(DATA FOR REVIEW):
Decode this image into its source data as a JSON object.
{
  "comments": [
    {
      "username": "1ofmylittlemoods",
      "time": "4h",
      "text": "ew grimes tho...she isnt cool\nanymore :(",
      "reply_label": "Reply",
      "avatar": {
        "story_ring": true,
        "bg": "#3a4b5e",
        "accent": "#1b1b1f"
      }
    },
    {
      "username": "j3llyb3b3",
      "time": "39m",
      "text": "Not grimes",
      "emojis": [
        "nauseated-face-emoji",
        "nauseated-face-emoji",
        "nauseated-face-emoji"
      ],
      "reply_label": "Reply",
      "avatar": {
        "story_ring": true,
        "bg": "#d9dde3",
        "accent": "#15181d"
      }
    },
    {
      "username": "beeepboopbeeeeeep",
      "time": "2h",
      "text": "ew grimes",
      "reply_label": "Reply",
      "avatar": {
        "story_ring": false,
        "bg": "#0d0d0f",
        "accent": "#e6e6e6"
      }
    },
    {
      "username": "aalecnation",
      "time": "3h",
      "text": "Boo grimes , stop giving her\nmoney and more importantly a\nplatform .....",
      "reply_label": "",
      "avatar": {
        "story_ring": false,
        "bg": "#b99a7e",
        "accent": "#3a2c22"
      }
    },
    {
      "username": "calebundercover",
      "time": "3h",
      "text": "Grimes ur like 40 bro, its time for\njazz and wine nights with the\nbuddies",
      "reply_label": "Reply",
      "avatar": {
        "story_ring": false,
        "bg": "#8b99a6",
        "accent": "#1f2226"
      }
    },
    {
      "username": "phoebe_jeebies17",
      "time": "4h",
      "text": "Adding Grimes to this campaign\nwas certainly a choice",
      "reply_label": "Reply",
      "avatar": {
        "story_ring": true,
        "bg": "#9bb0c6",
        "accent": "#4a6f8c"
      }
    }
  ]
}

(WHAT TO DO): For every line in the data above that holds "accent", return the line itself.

(WORKED SOLUTION):
        "accent": "#1b1b1f"
        "accent": "#15181d"
        "accent": "#e6e6e6"
        "accent": "#3a2c22"
        "accent": "#1f2226"
        "accent": "#4a6f8c"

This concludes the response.